Today [a pregnant candidate for city council in Minnesota] wrote to me. She has been getting a lot of negative backlash as well. I wrote her back, encouraging her to keep going with her campaign, because she’ll definitely add to the debate. There is a group of women out there that have taken on the feat of running for political office while being pregnant.
RHRC: Recently, a labor and delivery ward at the North Central Bronx Medical Center was closed with three days’ advance notice, and you chose to speak out about it. Why is this an issue for the entire community and not just the women who had been planning to deliver there?
RB: Just being in New York City period, there are a lot of hospitals that are closing. It doesn’t mean the need isn’t there. Women need access to basic quality health services. This goes to a larger issue of where are the priorities when it comes to providing health-care services in New York City.
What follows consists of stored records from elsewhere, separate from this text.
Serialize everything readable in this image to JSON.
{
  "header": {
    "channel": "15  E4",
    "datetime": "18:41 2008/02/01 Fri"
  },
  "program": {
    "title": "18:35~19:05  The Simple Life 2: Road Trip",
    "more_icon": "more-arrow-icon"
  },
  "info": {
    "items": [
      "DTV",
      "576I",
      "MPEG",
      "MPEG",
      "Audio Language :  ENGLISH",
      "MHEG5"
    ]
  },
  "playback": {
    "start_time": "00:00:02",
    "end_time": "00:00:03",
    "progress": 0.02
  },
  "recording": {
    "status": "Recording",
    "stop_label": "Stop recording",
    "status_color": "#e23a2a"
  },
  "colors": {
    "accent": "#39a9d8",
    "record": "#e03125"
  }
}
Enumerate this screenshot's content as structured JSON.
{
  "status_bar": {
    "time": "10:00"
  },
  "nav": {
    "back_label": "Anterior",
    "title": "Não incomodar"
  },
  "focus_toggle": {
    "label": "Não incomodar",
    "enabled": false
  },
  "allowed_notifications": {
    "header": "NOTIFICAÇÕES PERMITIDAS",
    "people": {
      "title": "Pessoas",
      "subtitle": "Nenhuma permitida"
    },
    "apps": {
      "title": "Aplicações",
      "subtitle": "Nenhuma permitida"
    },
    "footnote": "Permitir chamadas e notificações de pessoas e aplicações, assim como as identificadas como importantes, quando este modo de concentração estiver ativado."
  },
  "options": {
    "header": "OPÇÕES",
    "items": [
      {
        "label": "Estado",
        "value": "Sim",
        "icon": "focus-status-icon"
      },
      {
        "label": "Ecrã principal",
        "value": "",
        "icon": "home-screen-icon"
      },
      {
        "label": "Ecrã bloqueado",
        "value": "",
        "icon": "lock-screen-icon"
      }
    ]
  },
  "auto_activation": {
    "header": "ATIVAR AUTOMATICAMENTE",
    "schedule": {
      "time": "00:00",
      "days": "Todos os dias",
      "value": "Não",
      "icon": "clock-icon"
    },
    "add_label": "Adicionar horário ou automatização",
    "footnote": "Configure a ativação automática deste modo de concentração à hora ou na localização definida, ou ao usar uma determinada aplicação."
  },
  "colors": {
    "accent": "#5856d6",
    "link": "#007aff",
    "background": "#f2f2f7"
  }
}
In the Bronx, there aren’t many hospitals to begin with. To lose such a major service, it will diminish services to women and families and children. We need to see how we can keep the services open.
RHRC: You have a background as the executive director of the Northern Manhattan Coalition for Immigrant Rights. How do you see immigration and racial justice issues intersecting with the representation of pregnant women and new mothers in public life?
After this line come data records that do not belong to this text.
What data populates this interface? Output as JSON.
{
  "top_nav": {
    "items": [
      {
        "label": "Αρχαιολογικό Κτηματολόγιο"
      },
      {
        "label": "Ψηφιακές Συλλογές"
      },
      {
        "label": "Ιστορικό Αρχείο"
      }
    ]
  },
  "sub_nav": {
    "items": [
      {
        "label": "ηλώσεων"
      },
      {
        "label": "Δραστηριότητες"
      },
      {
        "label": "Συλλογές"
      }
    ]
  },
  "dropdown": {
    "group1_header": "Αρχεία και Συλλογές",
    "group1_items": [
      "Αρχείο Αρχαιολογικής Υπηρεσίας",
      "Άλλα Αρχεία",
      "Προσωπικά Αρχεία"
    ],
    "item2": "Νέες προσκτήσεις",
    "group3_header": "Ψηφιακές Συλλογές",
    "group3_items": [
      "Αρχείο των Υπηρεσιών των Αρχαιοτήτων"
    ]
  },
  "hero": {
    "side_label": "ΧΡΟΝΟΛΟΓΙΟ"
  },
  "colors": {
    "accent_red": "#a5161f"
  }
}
RB: What I’ve seen in terms of my experiences living in the Bronx, being a woman of color, having been in immigration services, is that there really is a critical need to do a lot more education around birth, around diet, what are the rights of the mother if she is going into a hospital to give birth. The Bronx is one of the poorest communities in New York state and has the highest rate of single mothers as well. The Bronx is like ground zero of all these issues.
RHRC: Some of the issues you are campaigning on include prioritizing full-time pre-kindergarten in the city’s budget, food justice, and affordable apartment buildings. How, if anything, do you think being a new single mother gives you insight into these issues?
RB: I’ve been a new mother for only like 20 days, so I’m definitely learning every minute and every moment, but I’ve been doing community work for over 15 years, and I’m very sensitive to the issues of the constituents in my community. There is a lot of need for being able to provide resources for the family. A lot of women in the Bronx struggle with getting child care, wanting the best food for their kids. They are the ones making all the decisions in the lives of their children, so it’s even more important. I do want to work on the quality of pre-k for kids in the Bronx. The Bronx has some of the highest dropout rates in the city, and there have been school closures from elementary schools to high schools. There’s a lot of work that needs to be done to ensure that kids get the quality education that they need to be successful in the future. Definitely, I will become more aware as my daughter grows up in the Bronx.
RHRC: One of your opponents congratulated you on the birth of your daughter and then said he hoped you had the “time-management skills” to raise a baby and run a campaign. How will you explain this statement to your daughter when she is older?
RB: I’ll tell her I managed my time quite well, thank you very much. It is a delicate balance, especially with a newborn, but it’s happening! It’s a matter of just doing it. Campaigns are campaigns, whether you have a child or not.
RHRC: Based on your experiences, do you have any advice for others who may be thinking about running for public office and starting a family?
RB: You have to be ready at all levels—I mean emotionally, spiritually, financially—to be able to take that plunge in both areas. If you’re planning on doing them at the same time, even more. Enlist the support of people closest to you, whether it’s your family or your friends. People can encourage you. You can encourage yourself, but it really matters to have that support system around you. Don’t be scared. Just go for it. There is nothing to lose. There is nothing to lose in running for office and starting your family.